(Beginning of Records shown)

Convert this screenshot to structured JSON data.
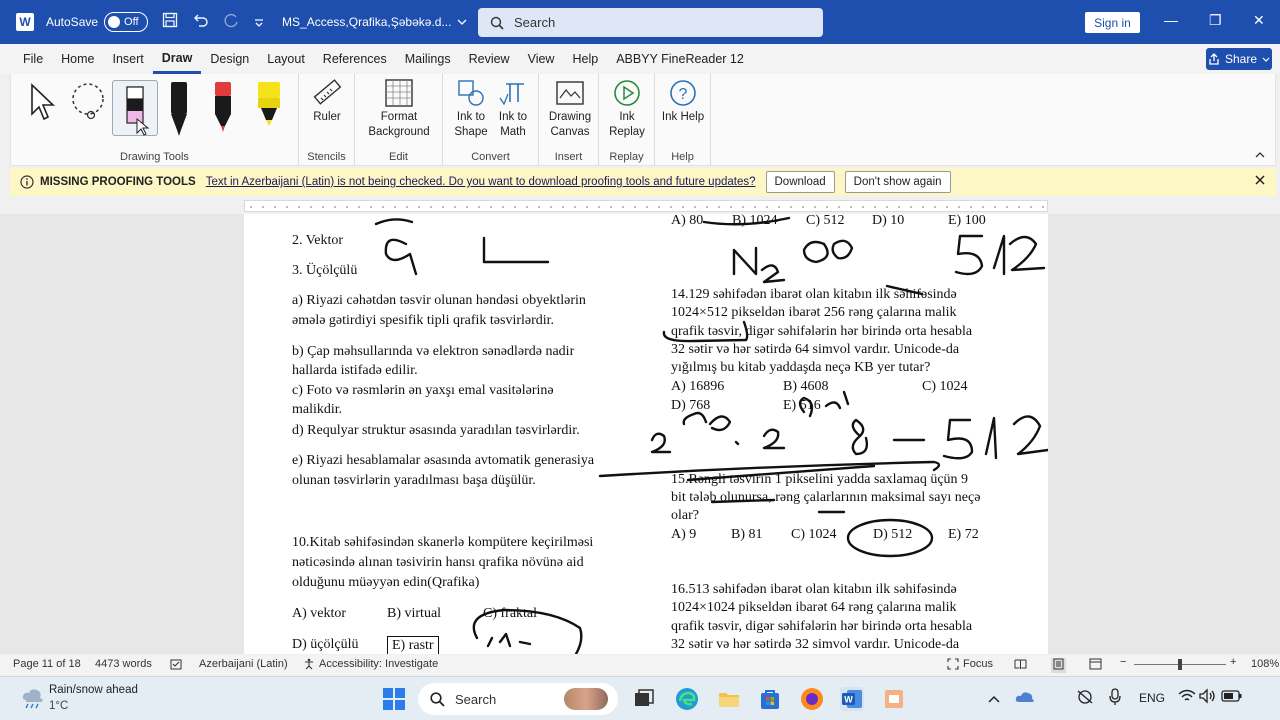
{
  "titlebar": {
    "app_icon": "W",
    "autosave_label": "AutoSave",
    "autosave_state": "Off",
    "doc_title": "MS_Access,Qrafika,Şəbəkə.d...",
    "search_placeholder": "Search",
    "signin_label": "Sign in",
    "minimize_icon": "—",
    "restore_icon": "❐",
    "close_icon": "✕"
  },
  "menu": {
    "tabs": [
      "File",
      "Home",
      "Insert",
      "Draw",
      "Design",
      "Layout",
      "References",
      "Mailings",
      "Review",
      "View",
      "Help",
      "ABBYY FineReader 12"
    ],
    "active_tab": "Draw",
    "share_label": "Share"
  },
  "ribbon": {
    "groups": {
      "drawing_tools": "Drawing Tools",
      "stencils": "Stencils",
      "edit": "Edit",
      "convert": "Convert",
      "insert": "Insert",
      "replay": "Replay",
      "help": "Help"
    },
    "buttons": {
      "ruler": "Ruler",
      "format_background": "Format Background",
      "ink_to_shape": "Ink to Shape",
      "ink_to_math": "Ink to Math",
      "drawing_canvas": "Drawing Canvas",
      "ink_replay": "Ink Replay",
      "ink_help": "Ink Help"
    },
    "pen_colors": [
      "#1a1a1a",
      "#1a1a1a",
      "#e23b3b",
      "#f5e31a"
    ]
  },
  "infobar": {
    "title": "MISSING PROOFING TOOLS",
    "message": "Text in Azerbaijani (Latin) is not being checked. Do you want to download proofing tools and future updates?",
    "download_label": "Download",
    "dont_show_label": "Don't show again"
  },
  "document": {
    "left": [
      "2. Vektor",
      "3. Üçölçülü",
      "a) Riyazi cəhətdən təsvir olunan həndəsi obyektlərin",
      "əmələ gətirdiyi spesifik tipli qrafik təsvirlərdir.",
      "b) Çap məhsullarında və elektron sənədlərdə nadir",
      "hallarda istifadə edilir.",
      "c) Foto və rəsmlərin ən yaxşı emal vasitələrinə",
      "malikdir.",
      "d) Requlyar struktur əsasında yaradılan təsvirlərdir.",
      "e) Riyazi hesablamalar əsasında avtomatik generasiya",
      "olunan təsvirlərin yaradılması başa düşülür.",
      "10.Kitab səhifəsindən skanerlə kompütere keçirilməsi",
      "nəticəsində alınan təsivirin hansı qrafika növünə aid",
      "olduğunu müəyyən edin(Qrafika)"
    ],
    "q10_options": [
      "A) vektor",
      "B) virtual",
      "C) fraktal",
      "D) üçölçülü",
      "E) rastr"
    ],
    "right_top_options": [
      "A) 80",
      "B) 1024",
      "C) 512",
      "D) 10",
      "E) 100"
    ],
    "q14": [
      "14.129 səhifədən ibarət olan kitabın ilk səhifəsində",
      "1024×512 pikseldən ibarət 256 rəng çalarına malik",
      "qrafik təsvir, digər səhifələrin hər birində orta hesabla",
      "32 sətir və hər sətirdə 64 simvol vardır. Unicode-da",
      "yığılmış bu kitab yaddaşda neçə KB yer tutar?"
    ],
    "q14_options": [
      "A) 16896",
      "B) 4608",
      "C) 1024",
      "D) 768",
      "E) 516"
    ],
    "q15": [
      "15.Rəngli təsvirin 1 pikselini yadda saxlamaq üçün 9",
      "bit tələb olunursa, rəng çalarlarının maksimal sayı neçə",
      "olar?"
    ],
    "q15_options": [
      "A) 9",
      "B) 81",
      "C) 1024",
      "D) 512",
      "E) 72"
    ],
    "q16": [
      "16.513 səhifədən ibarət olan kitabın ilk səhifəsində",
      "1024×1024 pikseldən ibarət 64 rəng çalarına malik",
      "qrafik təsvir, digər səhifələrin hər birində orta hesabla",
      "32 sətir və hər sətirdə 32 simvol vardır. Unicode-da"
    ]
  },
  "statusbar": {
    "page": "Page 11 of 18",
    "words": "4473 words",
    "language": "Azerbaijani (Latin)",
    "accessibility": "Accessibility: Investigate",
    "focus": "Focus",
    "zoom": "108%"
  },
  "taskbar": {
    "weather_title": "Rain/snow ahead",
    "weather_temp": "1°C",
    "search_label": "Search",
    "lang": "ENG"
  }
}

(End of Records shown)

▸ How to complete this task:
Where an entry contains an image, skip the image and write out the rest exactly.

▸ Written solution:
Convert this screenshot to structured JSON data.
{
  "titlebar": {
    "app_icon": "W",
    "autosave_label": "AutoSave",
    "autosave_state": "Off",
    "doc_title": "MS_Access,Qrafika,Şəbəkə.d...",
    "search_placeholder": "Search",
    "signin_label": "Sign in",
    "minimize_icon": "—",
    "restore_icon": "❐",
    "close_icon": "✕"
  },
  "menu": {
    "tabs": [
      "File",
      "Home",
      "Insert",
      "Draw",
      "Design",
      "Layout",
      "References",
      "Mailings",
      "Review",
      "View",
      "Help",
      "ABBYY FineReader 12"
    ],
    "active_tab": "Draw",
    "share_label": "Share"
  },
  "ribbon": {
    "groups": {
      "drawing_tools": "Drawing Tools",
      "stencils": "Stencils",
      "edit": "Edit",
      "convert": "Convert",
      "insert": "Insert",
      "replay": "Replay",
      "help": "Help"
    },
    "buttons": {
      "ruler": "Ruler",
      "format_background": "Format Background",
      "ink_to_shape": "Ink to Shape",
      "ink_to_math": "Ink to Math",
      "drawing_canvas": "Drawing Canvas",
      "ink_replay": "Ink Replay",
      "ink_help": "Ink Help"
    },
    "pen_colors": [
      "#1a1a1a",
      "#1a1a1a",
      "#e23b3b",
      "#f5e31a"
    ]
  },
  "infobar": {
    "title": "MISSING PROOFING TOOLS",
    "message": "Text in Azerbaijani (Latin) is not being checked. Do you want to download proofing tools and future updates?",
    "download_label": "Download",
    "dont_show_label": "Don't show again"
  },
  "document": {
    "left": [
      "2. Vektor",
      "3. Üçölçülü",
      "a) Riyazi cəhətdən təsvir olunan həndəsi obyektlərin",
      "əmələ gətirdiyi spesifik tipli qrafik təsvirlərdir.",
      "b) Çap məhsullarında və elektron sənədlərdə nadir",
      "hallarda istifadə edilir.",
      "c) Foto və rəsmlərin ən yaxşı emal vasitələrinə",
      "malikdir.",
      "d) Requlyar struktur əsasında yaradılan təsvirlərdir.",
      "e) Riyazi hesablamalar əsasında avtomatik generasiya",
      "olunan təsvirlərin yaradılması başa düşülür.",
      "10.Kitab səhifəsindən skanerlə kompütere keçirilməsi",
      "nəticəsində alınan təsivirin hansı qrafika növünə aid",
      "olduğunu müəyyən edin(Qrafika)"
    ],
    "q10_options": [
      "A) vektor",
      "B) virtual",
      "C) fraktal",
      "D) üçölçülü",
      "E) rastr"
    ],
    "right_top_options": [
      "A) 80",
      "B) 1024",
      "C) 512",
      "D) 10",
      "E) 100"
    ],
    "q14": [
      "14.129 səhifədən ibarət olan kitabın ilk səhifəsində",
      "1024×512 pikseldən ibarət 256 rəng çalarına malik",
      "qrafik təsvir, digər səhifələrin hər birində orta hesabla",
      "32 sətir və hər sətirdə 64 simvol vardır. Unicode-da",
      "yığılmış bu kitab yaddaşda neçə KB yer tutar?"
    ],
    "q14_options": [
      "A) 16896",
      "B) 4608",
      "C) 1024",
      "D) 768",
      "E) 516"
    ],
    "q15": [
      "15.Rəngli təsvirin 1 pikselini yadda saxlamaq üçün 9",
      "bit tələb olunursa, rəng çalarlarının maksimal sayı neçə",
      "olar?"
    ],
    "q15_options": [
      "A) 9",
      "B) 81",
      "C) 1024",
      "D) 512",
      "E) 72"
    ],
    "q16": [
      "16.513 səhifədən ibarət olan kitabın ilk səhifəsində",
      "1024×1024 pikseldən ibarət 64 rəng çalarına malik",
      "qrafik təsvir, digər səhifələrin hər birində orta hesabla",
      "32 sətir və hər sətirdə 32 simvol vardır. Unicode-da"
    ]
  },
  "statusbar": {
    "page": "Page 11 of 18",
    "words": "4473 words",
    "language": "Azerbaijani (Latin)",
    "accessibility": "Accessibility: Investigate",
    "focus": "Focus",
    "zoom": "108%"
  },
  "taskbar": {
    "weather_title": "Rain/snow ahead",
    "weather_temp": "1°C",
    "search_label": "Search",
    "lang": "ENG"
  }
}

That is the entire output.